## WORK INSTRUCTIONS
All of the data that follows should be retyped exactly, please, except the pictures.

## MATERIAL FOR THIS TASK
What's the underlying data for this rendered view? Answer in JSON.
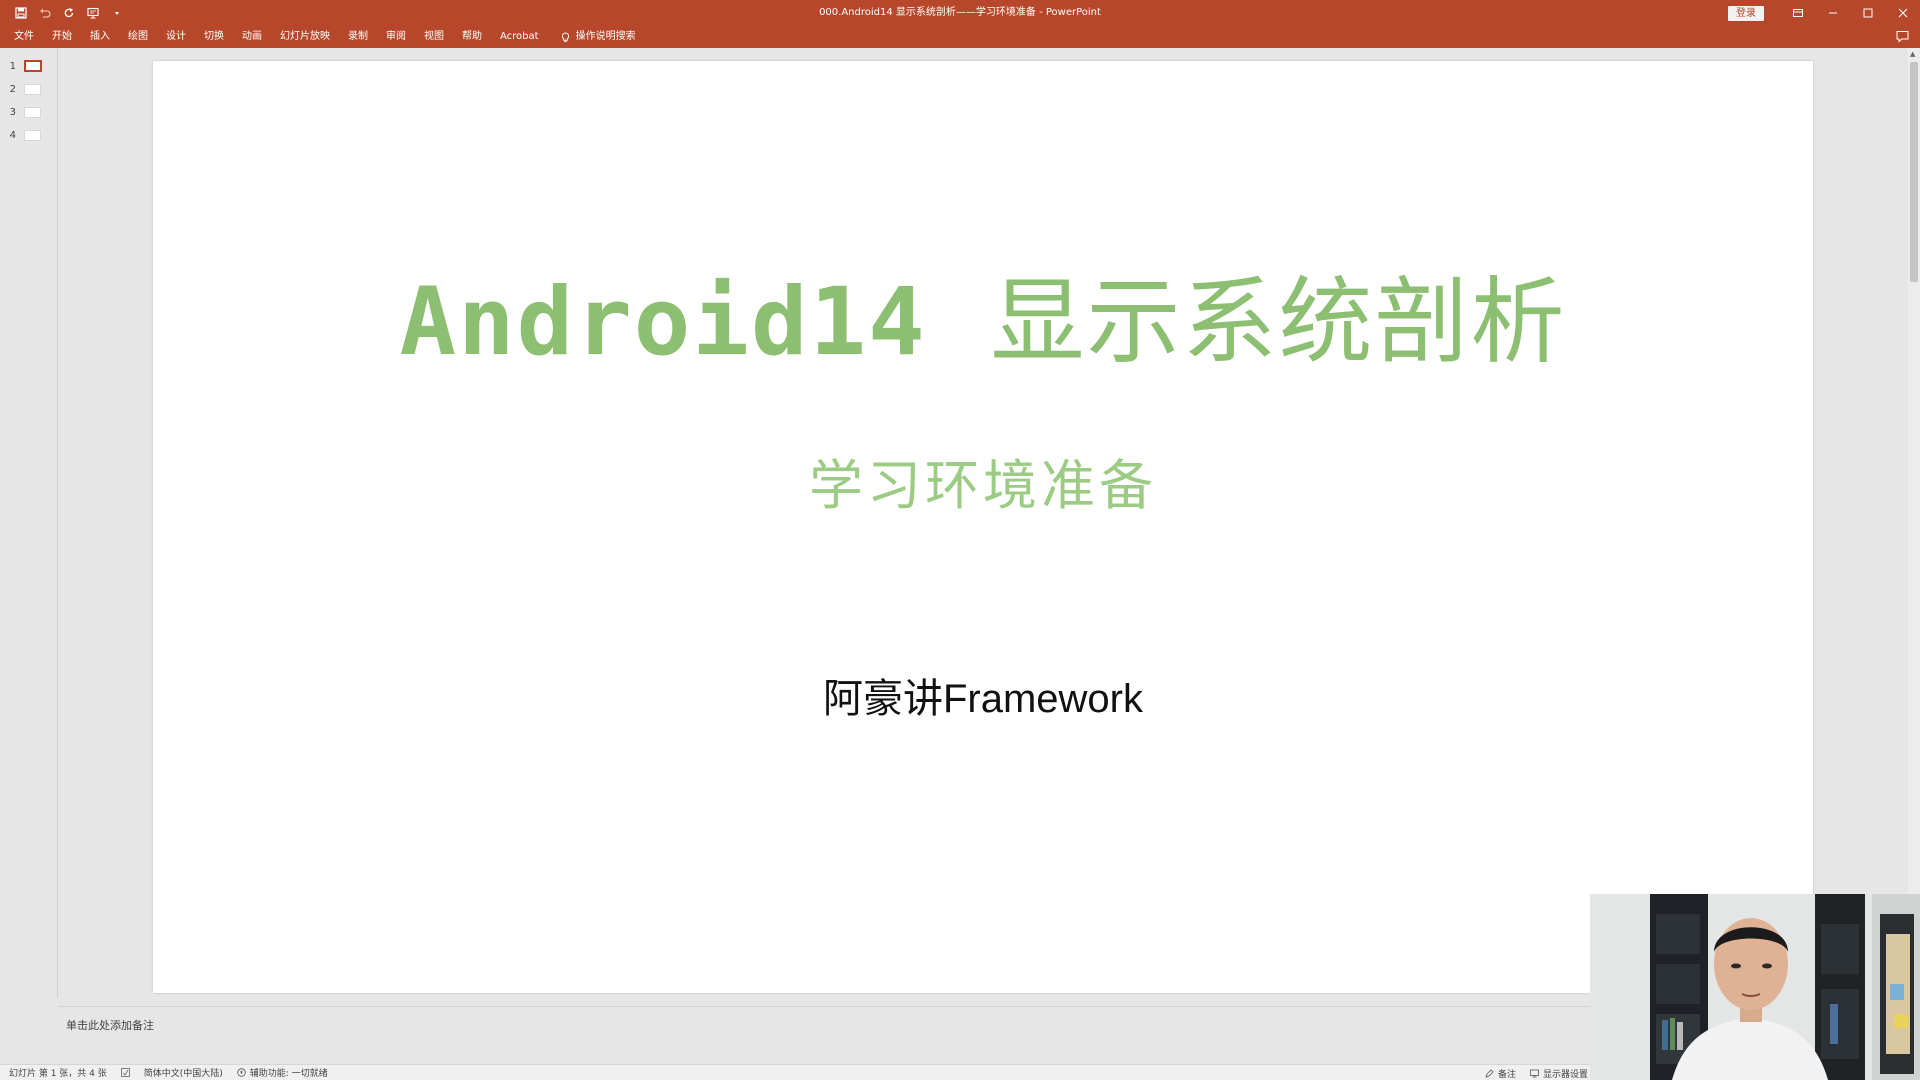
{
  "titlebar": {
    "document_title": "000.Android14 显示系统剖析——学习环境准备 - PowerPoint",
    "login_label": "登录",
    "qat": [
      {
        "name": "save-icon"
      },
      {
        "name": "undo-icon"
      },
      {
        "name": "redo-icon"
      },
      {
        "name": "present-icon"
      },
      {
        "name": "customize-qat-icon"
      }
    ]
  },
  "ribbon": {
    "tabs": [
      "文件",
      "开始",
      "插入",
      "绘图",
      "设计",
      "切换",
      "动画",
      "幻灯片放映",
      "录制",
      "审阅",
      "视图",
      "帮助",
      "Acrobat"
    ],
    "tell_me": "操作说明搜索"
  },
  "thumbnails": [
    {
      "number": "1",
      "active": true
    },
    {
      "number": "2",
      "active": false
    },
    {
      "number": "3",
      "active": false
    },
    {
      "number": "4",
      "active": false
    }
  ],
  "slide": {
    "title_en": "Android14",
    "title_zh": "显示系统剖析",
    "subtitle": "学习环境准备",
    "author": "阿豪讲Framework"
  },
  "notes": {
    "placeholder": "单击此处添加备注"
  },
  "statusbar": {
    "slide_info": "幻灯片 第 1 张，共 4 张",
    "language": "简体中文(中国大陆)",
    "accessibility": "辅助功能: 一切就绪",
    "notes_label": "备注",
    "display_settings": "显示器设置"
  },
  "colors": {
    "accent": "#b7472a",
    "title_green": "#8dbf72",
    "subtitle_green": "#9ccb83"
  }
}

## THE COMPLETED TASK
What's the underlying data for this rendered view? Answer in JSON.
{
  "titlebar": {
    "document_title": "000.Android14 显示系统剖析——学习环境准备 - PowerPoint",
    "login_label": "登录",
    "qat": [
      {
        "name": "save-icon"
      },
      {
        "name": "undo-icon"
      },
      {
        "name": "redo-icon"
      },
      {
        "name": "present-icon"
      },
      {
        "name": "customize-qat-icon"
      }
    ]
  },
  "ribbon": {
    "tabs": [
      "文件",
      "开始",
      "插入",
      "绘图",
      "设计",
      "切换",
      "动画",
      "幻灯片放映",
      "录制",
      "审阅",
      "视图",
      "帮助",
      "Acrobat"
    ],
    "tell_me": "操作说明搜索"
  },
  "thumbnails": [
    {
      "number": "1",
      "active": true
    },
    {
      "number": "2",
      "active": false
    },
    {
      "number": "3",
      "active": false
    },
    {
      "number": "4",
      "active": false
    }
  ],
  "slide": {
    "title_en": "Android14",
    "title_zh": "显示系统剖析",
    "subtitle": "学习环境准备",
    "author": "阿豪讲Framework"
  },
  "notes": {
    "placeholder": "单击此处添加备注"
  },
  "statusbar": {
    "slide_info": "幻灯片 第 1 张，共 4 张",
    "language": "简体中文(中国大陆)",
    "accessibility": "辅助功能: 一切就绪",
    "notes_label": "备注",
    "display_settings": "显示器设置"
  },
  "colors": {
    "accent": "#b7472a",
    "title_green": "#8dbf72",
    "subtitle_green": "#9ccb83"
  }
}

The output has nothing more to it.